- [DATA SUPPLIED]:
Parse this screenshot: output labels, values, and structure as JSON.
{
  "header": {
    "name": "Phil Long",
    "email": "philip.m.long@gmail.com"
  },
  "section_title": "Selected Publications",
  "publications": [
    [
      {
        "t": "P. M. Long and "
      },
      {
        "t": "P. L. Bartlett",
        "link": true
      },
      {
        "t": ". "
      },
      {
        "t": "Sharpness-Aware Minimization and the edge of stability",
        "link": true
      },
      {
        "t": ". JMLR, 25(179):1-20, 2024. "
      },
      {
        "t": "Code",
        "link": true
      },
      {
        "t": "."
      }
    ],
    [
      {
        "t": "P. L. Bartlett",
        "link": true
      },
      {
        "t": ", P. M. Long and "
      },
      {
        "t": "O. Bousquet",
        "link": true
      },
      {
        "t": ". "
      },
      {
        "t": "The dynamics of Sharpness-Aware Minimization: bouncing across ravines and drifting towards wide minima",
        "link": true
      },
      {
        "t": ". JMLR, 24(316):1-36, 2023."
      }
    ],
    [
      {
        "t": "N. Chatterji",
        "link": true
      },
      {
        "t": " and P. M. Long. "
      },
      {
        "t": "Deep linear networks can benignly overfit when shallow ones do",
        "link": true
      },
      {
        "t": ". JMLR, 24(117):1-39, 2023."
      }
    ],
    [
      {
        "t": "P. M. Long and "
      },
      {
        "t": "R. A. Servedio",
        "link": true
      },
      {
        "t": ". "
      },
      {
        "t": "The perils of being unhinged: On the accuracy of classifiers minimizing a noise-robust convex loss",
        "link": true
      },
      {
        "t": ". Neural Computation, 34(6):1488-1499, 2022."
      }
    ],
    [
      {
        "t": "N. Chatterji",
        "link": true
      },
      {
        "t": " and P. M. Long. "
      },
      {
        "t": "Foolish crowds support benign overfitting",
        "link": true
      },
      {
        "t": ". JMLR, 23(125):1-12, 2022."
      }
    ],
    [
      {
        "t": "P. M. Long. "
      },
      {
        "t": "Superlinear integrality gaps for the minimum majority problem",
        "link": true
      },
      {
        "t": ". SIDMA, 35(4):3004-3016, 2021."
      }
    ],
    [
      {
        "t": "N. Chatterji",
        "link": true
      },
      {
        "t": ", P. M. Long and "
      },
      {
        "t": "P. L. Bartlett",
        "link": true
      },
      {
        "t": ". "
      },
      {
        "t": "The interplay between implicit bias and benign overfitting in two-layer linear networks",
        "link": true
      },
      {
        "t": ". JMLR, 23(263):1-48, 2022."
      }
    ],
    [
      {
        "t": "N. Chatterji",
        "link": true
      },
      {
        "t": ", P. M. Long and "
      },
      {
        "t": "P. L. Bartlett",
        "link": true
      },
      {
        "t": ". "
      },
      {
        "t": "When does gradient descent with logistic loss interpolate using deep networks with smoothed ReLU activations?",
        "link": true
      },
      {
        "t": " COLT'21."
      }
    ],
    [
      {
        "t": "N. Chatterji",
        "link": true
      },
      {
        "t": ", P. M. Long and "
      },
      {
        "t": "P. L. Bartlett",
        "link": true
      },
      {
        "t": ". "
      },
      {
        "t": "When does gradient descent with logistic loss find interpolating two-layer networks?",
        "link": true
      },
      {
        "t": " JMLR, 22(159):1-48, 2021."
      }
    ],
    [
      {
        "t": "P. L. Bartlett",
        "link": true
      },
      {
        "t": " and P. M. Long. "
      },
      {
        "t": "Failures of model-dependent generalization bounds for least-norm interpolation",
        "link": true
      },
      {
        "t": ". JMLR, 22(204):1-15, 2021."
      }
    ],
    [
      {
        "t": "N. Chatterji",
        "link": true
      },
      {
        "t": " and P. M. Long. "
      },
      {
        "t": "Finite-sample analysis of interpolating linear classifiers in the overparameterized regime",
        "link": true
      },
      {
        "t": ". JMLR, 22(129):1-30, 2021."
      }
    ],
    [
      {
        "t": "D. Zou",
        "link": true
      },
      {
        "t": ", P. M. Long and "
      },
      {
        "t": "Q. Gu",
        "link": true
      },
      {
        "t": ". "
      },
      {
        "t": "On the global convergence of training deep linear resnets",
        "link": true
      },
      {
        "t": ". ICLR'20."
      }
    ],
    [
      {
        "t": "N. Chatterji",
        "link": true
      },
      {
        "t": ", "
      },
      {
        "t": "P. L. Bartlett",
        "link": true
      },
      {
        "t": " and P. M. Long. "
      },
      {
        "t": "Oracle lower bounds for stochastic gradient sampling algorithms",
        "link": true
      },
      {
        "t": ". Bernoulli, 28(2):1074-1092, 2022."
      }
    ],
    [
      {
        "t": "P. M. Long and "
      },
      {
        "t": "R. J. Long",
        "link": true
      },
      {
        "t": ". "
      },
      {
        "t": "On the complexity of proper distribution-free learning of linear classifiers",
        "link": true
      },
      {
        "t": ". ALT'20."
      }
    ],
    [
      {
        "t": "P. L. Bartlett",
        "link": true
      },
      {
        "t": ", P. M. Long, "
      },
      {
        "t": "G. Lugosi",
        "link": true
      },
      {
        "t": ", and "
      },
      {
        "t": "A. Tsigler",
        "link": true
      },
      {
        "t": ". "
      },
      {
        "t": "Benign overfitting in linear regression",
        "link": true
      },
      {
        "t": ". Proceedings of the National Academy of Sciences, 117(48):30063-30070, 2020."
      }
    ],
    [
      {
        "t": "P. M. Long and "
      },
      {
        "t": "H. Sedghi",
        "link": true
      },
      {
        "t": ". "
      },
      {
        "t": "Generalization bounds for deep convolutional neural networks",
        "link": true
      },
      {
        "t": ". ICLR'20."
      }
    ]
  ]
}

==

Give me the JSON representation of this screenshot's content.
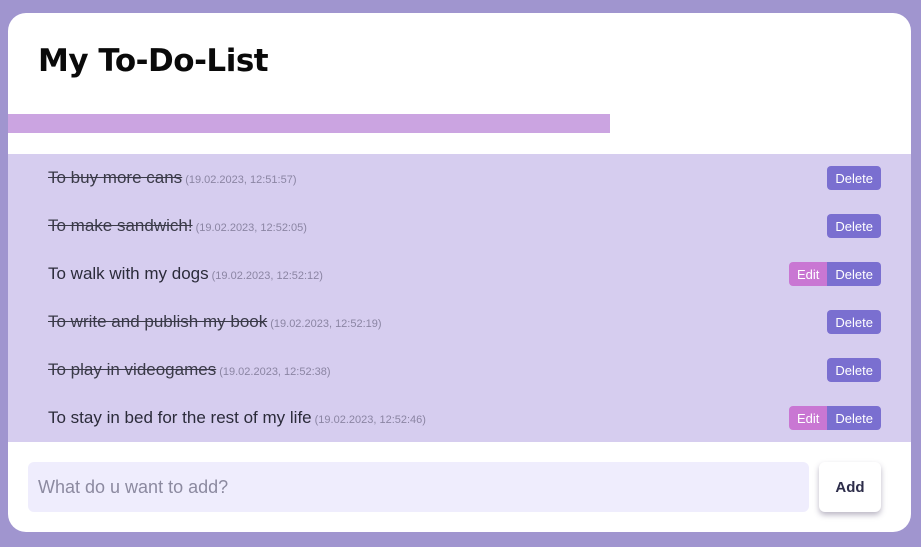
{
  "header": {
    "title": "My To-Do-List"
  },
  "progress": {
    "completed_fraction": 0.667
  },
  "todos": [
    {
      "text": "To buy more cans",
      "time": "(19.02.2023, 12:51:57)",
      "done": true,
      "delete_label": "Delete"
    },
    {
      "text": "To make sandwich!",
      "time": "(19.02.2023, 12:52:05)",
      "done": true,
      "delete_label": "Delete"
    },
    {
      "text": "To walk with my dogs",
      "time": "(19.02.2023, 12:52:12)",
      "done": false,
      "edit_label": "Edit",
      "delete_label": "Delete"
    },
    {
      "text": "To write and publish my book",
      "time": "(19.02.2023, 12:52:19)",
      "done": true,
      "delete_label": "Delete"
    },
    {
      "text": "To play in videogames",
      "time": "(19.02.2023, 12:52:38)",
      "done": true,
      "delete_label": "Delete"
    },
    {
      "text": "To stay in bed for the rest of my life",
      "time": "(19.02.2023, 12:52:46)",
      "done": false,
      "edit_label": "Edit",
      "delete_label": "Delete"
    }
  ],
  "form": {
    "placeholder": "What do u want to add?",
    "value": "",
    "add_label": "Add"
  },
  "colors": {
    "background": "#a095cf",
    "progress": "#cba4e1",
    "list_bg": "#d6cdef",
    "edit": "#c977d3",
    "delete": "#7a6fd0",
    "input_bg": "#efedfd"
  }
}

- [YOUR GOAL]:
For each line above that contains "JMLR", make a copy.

- [ANSWER BELOW]:
        "t": ". JMLR, 25(179):1-20, 2024. "
        "t": ". JMLR, 24(316):1-36, 2023."
        "t": ". JMLR, 24(117):1-39, 2023."
        "t": ". JMLR, 23(125):1-12, 2022."
        "t": ". JMLR, 23(263):1-48, 2022."
        "t": " JMLR, 22(159):1-48, 2021."
        "t": ". JMLR, 22(204):1-15, 2021."
        "t": ". JMLR, 22(129):1-30, 2021."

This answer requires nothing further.